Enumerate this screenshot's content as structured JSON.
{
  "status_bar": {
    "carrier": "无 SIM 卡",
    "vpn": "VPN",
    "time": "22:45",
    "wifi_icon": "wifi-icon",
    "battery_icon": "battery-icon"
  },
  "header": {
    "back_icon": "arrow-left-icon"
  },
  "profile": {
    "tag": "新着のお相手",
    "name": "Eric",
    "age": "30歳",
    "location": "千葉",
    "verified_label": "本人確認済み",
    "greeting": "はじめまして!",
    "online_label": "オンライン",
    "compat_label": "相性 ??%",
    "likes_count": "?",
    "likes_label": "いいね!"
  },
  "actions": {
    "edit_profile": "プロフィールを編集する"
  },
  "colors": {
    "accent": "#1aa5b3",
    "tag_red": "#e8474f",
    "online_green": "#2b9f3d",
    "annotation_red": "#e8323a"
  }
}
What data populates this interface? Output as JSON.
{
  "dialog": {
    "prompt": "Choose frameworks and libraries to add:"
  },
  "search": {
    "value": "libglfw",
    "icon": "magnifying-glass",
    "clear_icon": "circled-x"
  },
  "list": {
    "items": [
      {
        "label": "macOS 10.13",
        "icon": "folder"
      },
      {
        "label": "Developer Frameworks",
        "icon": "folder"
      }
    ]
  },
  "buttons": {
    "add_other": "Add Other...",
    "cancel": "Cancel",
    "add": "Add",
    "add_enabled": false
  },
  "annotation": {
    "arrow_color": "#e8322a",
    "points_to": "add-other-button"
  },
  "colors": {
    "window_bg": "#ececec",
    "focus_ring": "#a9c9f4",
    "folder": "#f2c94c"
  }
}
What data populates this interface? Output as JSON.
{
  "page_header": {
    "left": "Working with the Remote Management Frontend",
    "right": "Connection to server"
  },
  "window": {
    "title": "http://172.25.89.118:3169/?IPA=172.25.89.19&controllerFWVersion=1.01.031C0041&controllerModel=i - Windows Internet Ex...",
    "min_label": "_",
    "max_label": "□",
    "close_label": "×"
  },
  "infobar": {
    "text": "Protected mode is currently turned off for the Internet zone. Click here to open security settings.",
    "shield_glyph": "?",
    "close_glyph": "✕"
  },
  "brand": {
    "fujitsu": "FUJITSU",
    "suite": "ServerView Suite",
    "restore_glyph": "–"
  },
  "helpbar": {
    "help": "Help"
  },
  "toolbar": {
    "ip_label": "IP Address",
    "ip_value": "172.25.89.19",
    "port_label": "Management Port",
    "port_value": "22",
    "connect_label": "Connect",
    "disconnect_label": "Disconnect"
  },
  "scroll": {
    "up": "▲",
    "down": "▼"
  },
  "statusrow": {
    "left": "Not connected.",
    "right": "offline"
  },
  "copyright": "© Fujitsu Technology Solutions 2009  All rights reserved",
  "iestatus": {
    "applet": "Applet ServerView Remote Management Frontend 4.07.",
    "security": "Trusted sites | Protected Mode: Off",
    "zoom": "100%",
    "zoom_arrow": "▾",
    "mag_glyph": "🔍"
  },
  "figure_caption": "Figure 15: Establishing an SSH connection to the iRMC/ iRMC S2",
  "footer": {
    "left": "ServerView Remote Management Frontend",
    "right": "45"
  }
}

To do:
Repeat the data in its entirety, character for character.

Answer box:
Enumerate this screenshot's content as structured JSON.
{
  "status_bar": {
    "carrier": "无 SIM 卡",
    "vpn": "VPN",
    "time": "22:45",
    "wifi_icon": "wifi-icon",
    "battery_icon": "battery-icon"
  },
  "header": {
    "back_icon": "arrow-left-icon"
  },
  "profile": {
    "tag": "新着のお相手",
    "name": "Eric",
    "age": "30歳",
    "location": "千葉",
    "verified_label": "本人確認済み",
    "greeting": "はじめまして!",
    "online_label": "オンライン",
    "compat_label": "相性 ??%",
    "likes_count": "?",
    "likes_label": "いいね!"
  },
  "actions": {
    "edit_profile": "プロフィールを編集する"
  },
  "colors": {
    "accent": "#1aa5b3",
    "tag_red": "#e8474f",
    "online_green": "#2b9f3d",
    "annotation_red": "#e8323a"
  }
}
What data populates this interface? Output as JSON.
{
  "dialog": {
    "prompt": "Choose frameworks and libraries to add:"
  },
  "search": {
    "value": "libglfw",
    "icon": "magnifying-glass",
    "clear_icon": "circled-x"
  },
  "list": {
    "items": [
      {
        "label": "macOS 10.13",
        "icon": "folder"
      },
      {
        "label": "Developer Frameworks",
        "icon": "folder"
      }
    ]
  },
  "buttons": {
    "add_other": "Add Other...",
    "cancel": "Cancel",
    "add": "Add",
    "add_enabled": false
  },
  "annotation": {
    "arrow_color": "#e8322a",
    "points_to": "add-other-button"
  },
  "colors": {
    "window_bg": "#ececec",
    "focus_ring": "#a9c9f4",
    "folder": "#f2c94c"
  }
}
What data populates this interface? Output as JSON.
{
  "page_header": {
    "left": "Working with the Remote Management Frontend",
    "right": "Connection to server"
  },
  "window": {
    "title": "http://172.25.89.118:3169/?IPA=172.25.89.19&controllerFWVersion=1.01.031C0041&controllerModel=i - Windows Internet Ex...",
    "min_label": "_",
    "max_label": "□",
    "close_label": "×"
  },
  "infobar": {
    "text": "Protected mode is currently turned off for the Internet zone. Click here to open security settings.",
    "shield_glyph": "?",
    "close_glyph": "✕"
  },
  "brand": {
    "fujitsu": "FUJITSU",
    "suite": "ServerView Suite",
    "restore_glyph": "–"
  },
  "helpbar": {
    "help": "Help"
  },
  "toolbar": {
    "ip_label": "IP Address",
    "ip_value": "172.25.89.19",
    "port_label": "Management Port",
    "port_value": "22",
    "connect_label": "Connect",
    "disconnect_label": "Disconnect"
  },
  "scroll": {
    "up": "▲",
    "down": "▼"
  },
  "statusrow": {
    "left": "Not connected.",
    "right": "offline"
  },
  "copyright": "© Fujitsu Technology Solutions 2009  All rights reserved",
  "iestatus": {
    "applet": "Applet ServerView Remote Management Frontend 4.07.",
    "security": "Trusted sites | Protected Mode: Off",
    "zoom": "100%",
    "zoom_arrow": "▾",
    "mag_glyph": "🔍"
  },
  "figure_caption": "Figure 15: Establishing an SSH connection to the iRMC/ iRMC S2",
  "footer": {
    "left": "ServerView Remote Management Frontend",
    "right": "45"
  }
}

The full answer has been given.